The four genes in our model are closely related to tumor invasion and metastasis. E-cadherin encoded by CDH1 is the most prominent epithelial marker as the main molecule of adherent junctions.(6) A decreased expression of E-cadherin in HCC has been reported(33,34) and correlated with poor prognosis.(13) ID2 encoded by the ID2 gene belongs to a helix-loop-helix family of proteins and represses EMT induced by TGF-β in epithelial cells.(35) Decreased ID2 expression was correlated with shorter DFS in HCV-related HCC patients.(36)ID2 was also found in the 57-gene signature for predicting HCC recurrence.(29) At the protein level, decreased ID2 expression was correlated with de-differentiation of HCC.(37) MMPs have been found to be up-regulated in EMT cells(38) but are also capable of inducing EMT.(39)MMP9 overexpression has been linked to the growth of small HCC(40,41) and elevated plasma MMP9 levels have been observed in patients with HCC.(42) Overexpression of MMP9 protein has reported to be correlated with poor prognosis of HCC patients.(43) Interestingly, the expression level of TCF3 was significantly associated with prognosis in our analysis, yet little is known about its relation to HCC. E12/E47 encoded by TCF3 and Twist encoded by TWIST1 are potent repressors of E-cadherin expression.(44,45) Expression of Twist has been reported to be significantly correlated with prognosis in HCC.(46) In another recent study analyzing EMT markers in HCC, a significant association of Snail and Twist on prognosis was revealed.(13) It is not clear why SNAI1 and TWIST1 were not a significant prognostic factor in our patient cohort. We hypothesize that TCF3 may play a regulatory role similar to TWIST1, as shown by its close correlation with prognosis in our patient cohort.

In conclusion, we found that the novel four-gene expression signature was associated with the prognosis of HCC patients. This signature could be useful in stratifying patients according to risk beyond traditional clinicopathologic parameters.
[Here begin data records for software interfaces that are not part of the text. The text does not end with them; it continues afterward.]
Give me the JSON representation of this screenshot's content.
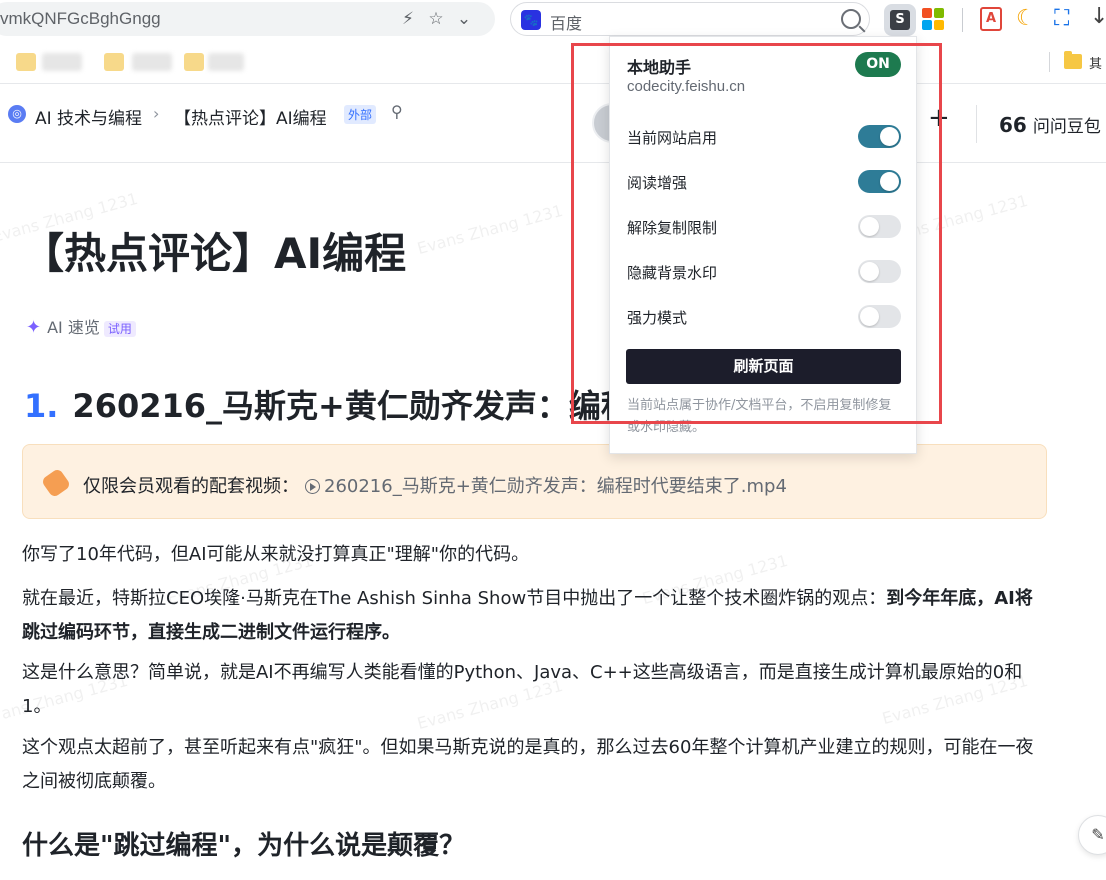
{
  "browser": {
    "url_fragment": "vmkQNFGcBghGngg",
    "search_engine": "百度",
    "extensions": {
      "active": "S",
      "grid_colors": [
        "#f25022",
        "#7fba00",
        "#00a4ef",
        "#ffb900"
      ],
      "pdf": "A"
    },
    "bookmark_folder_label": "其"
  },
  "header": {
    "space": "AI 技术与编程",
    "page": "【热点评论】AI编程",
    "tag": "外部",
    "ask_icon": "66",
    "ask_label": "问问豆包"
  },
  "popup": {
    "title": "本地助手",
    "domain": "codecity.feishu.cn",
    "status": "ON",
    "toggles": [
      {
        "label": "当前网站启用",
        "on": true
      },
      {
        "label": "阅读增强",
        "on": true
      },
      {
        "label": "解除复制限制",
        "on": false
      },
      {
        "label": "隐藏背景水印",
        "on": false
      },
      {
        "label": "强力模式",
        "on": false
      }
    ],
    "refresh_label": "刷新页面",
    "note": "当前站点属于协作/文档平台，不启用复制修复或水印隐藏。"
  },
  "doc": {
    "title": "【热点评论】AI编程",
    "ai_summary": "AI 速览",
    "trial": "试用",
    "h1_number": "1.",
    "h1_text": "260216_马斯克+黄仁勋齐发声：编程",
    "video_prefix": "仅限会员观看的配套视频：",
    "video_link": "260216_马斯克+黄仁勋齐发声：编程时代要结束了.mp4",
    "p1": "你写了10年代码，但AI可能从来就没打算真正\"理解\"你的代码。",
    "p2_plain": "就在最近，特斯拉CEO埃隆·马斯克在The Ashish Sinha Show节目中抛出了一个让整个技术圈炸锅的观点：",
    "p2_bold": "到今年年底，AI将跳过编码环节，直接生成二进制文件运行程序。",
    "p3": "这是什么意思？简单说，就是AI不再编写人类能看懂的Python、Java、C++这些高级语言，而是直接生成计算机最原始的0和1。",
    "p4": "这个观点太超前了，甚至听起来有点\"疯狂\"。但如果马斯克说的是真的，那么过去60年整个计算机产业建立的规则，可能在一夜之间被彻底颠覆。",
    "h2": "什么是\"跳过编程\"，为什么说是颠覆？",
    "watermark": "Evans Zhang 1231"
  }
}
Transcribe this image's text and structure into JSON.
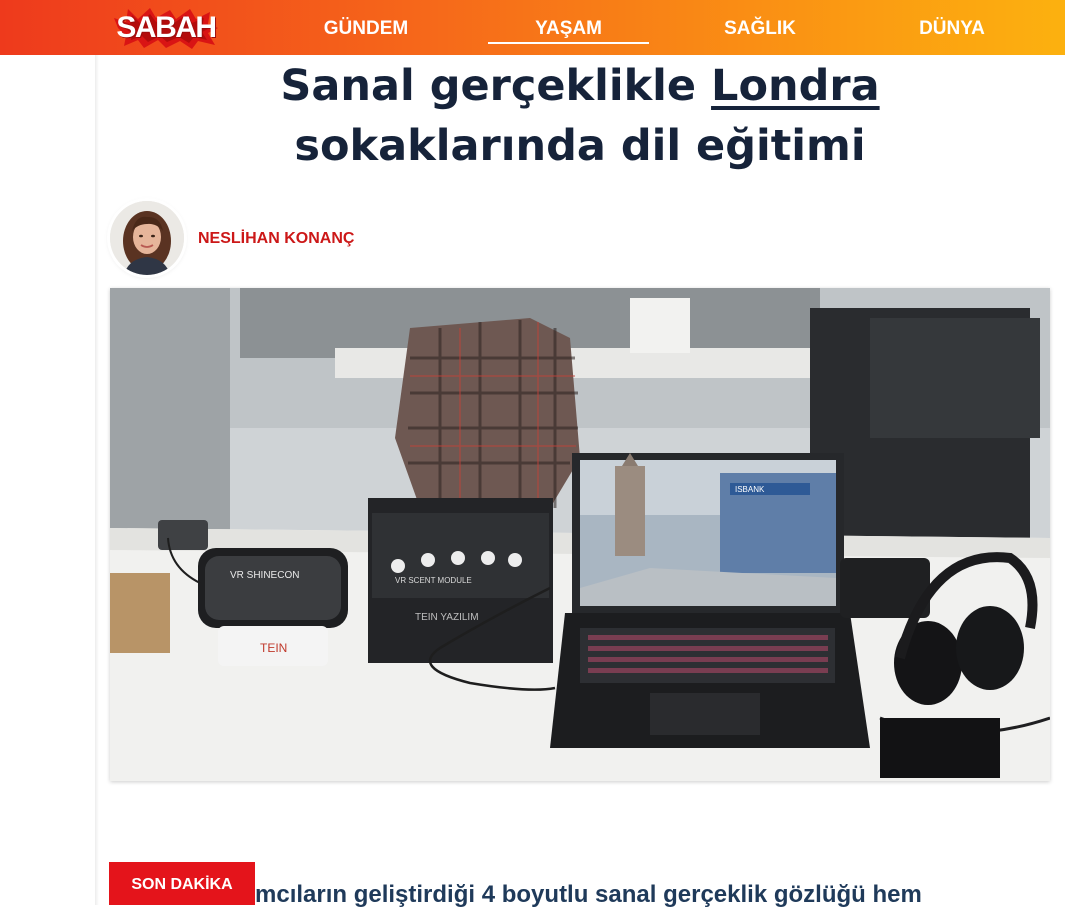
{
  "brand": {
    "logo_text": "SABAH",
    "colors": {
      "nav_start": "#ee3a1c",
      "nav_end": "#fcb10f",
      "headline": "#16233a",
      "author": "#cc1818",
      "badge": "#e4141b"
    }
  },
  "nav": {
    "items": [
      {
        "label": "GÜNDEM",
        "active": false
      },
      {
        "label": "YAŞAM",
        "active": true
      },
      {
        "label": "SAĞLIK",
        "active": false
      },
      {
        "label": "DÜNYA",
        "active": false
      }
    ]
  },
  "article": {
    "title_before": "Sanal gerçeklikle ",
    "title_link": "Londra",
    "title_after": " sokaklarında dil eğitimi",
    "author": "NESLİHAN KONANÇ",
    "image_texts": {
      "headset_brand": "VR SHINECON",
      "module_label": "VR SCENT MODULE",
      "module_brand": "TEIN YAZILIM",
      "logo_mark": "TEIN",
      "bank_sign": "ISBANK"
    },
    "lead_partial": "mcıların geliştirdiği 4 boyutlu sanal gerçeklik gözlüğü hem"
  },
  "badge": {
    "label": "SON DAKİKA"
  }
}
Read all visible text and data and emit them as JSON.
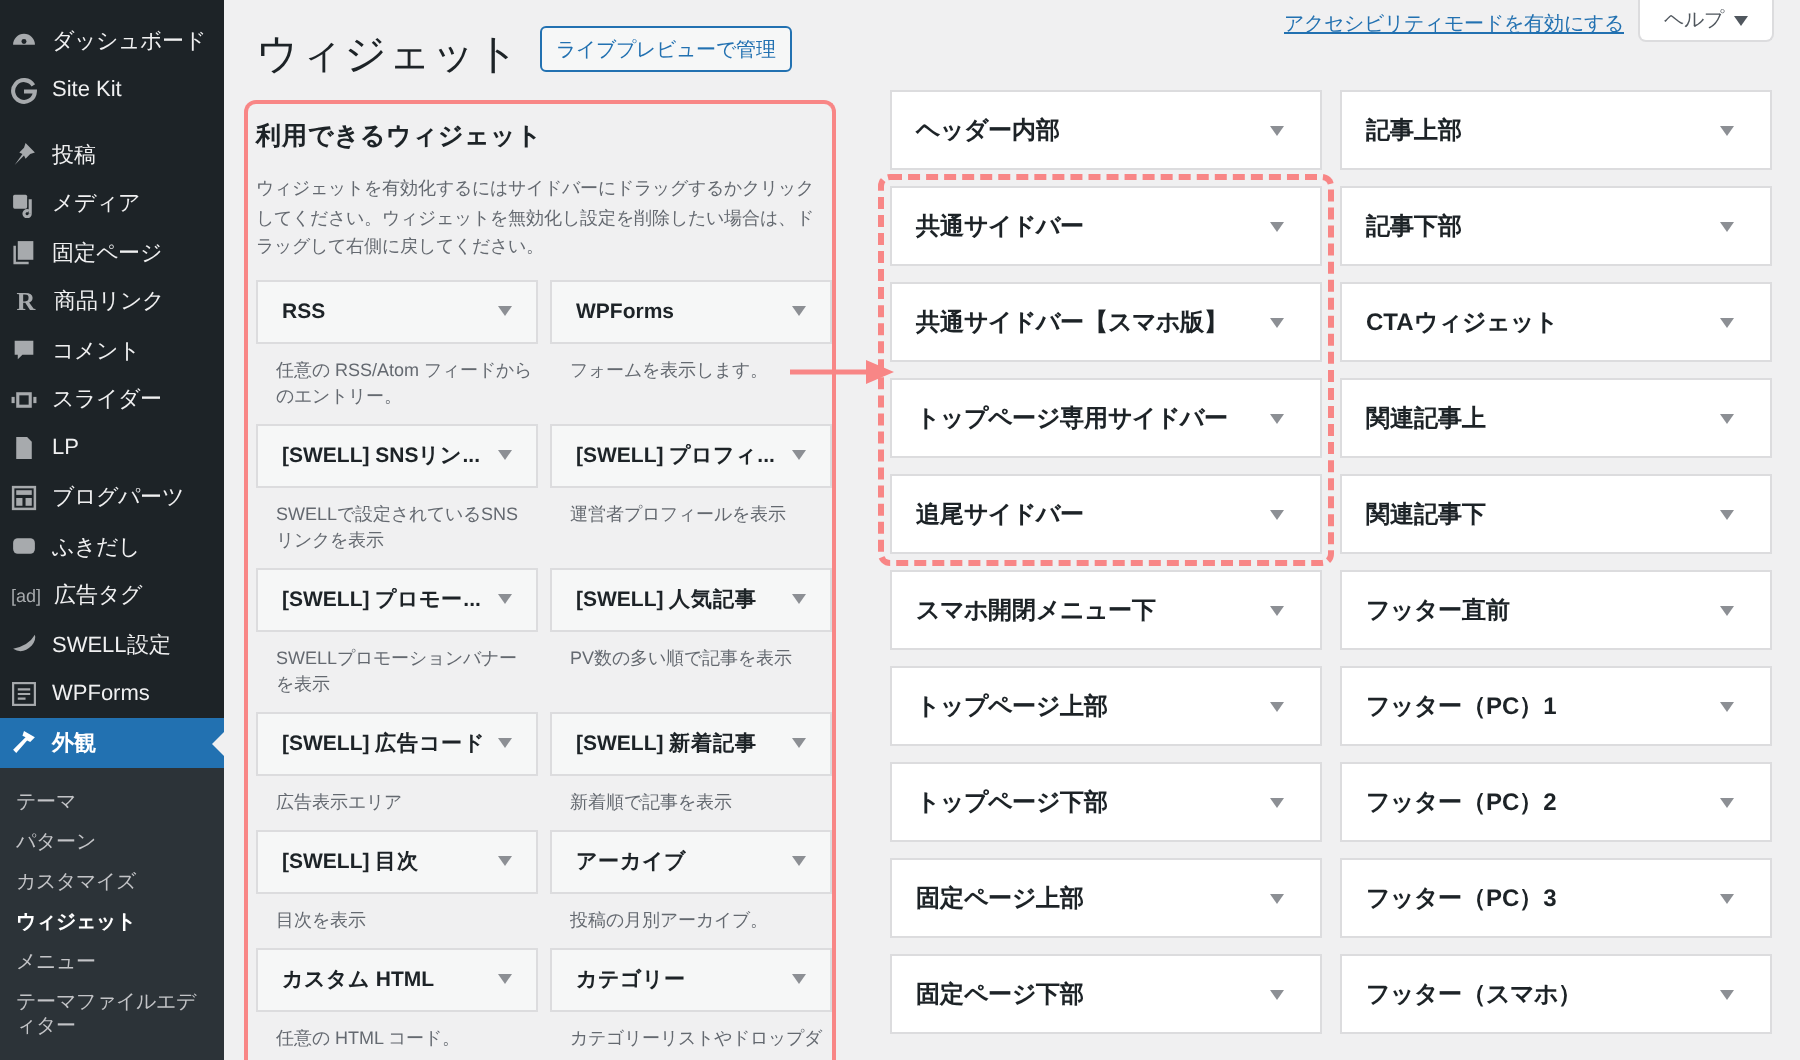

Moreover, a quantitative real-time PCR assay is convenient in terms of the work load and is applicable for routine clinical use. Therefore, this new gene expression signature merits further study as a basis for selecting high-risk HCC patients.

Acknowledgments

  1. Top of page
  2. Abstract
  3. Materials and Methods
  4. Results
  5. Discussion
  6. Acknowledgments
  7. Disclosure Statement
  8. References

This work was supported by intramural research funds from CbsBioscience, Inc (CBS-08-71).

References

  1. Top of page
  2. Abstract
  3. Materials and Methods
  4. Results
  5. Discussion
  6. Acknowledgments
  7. Disclosure Statement
  8. References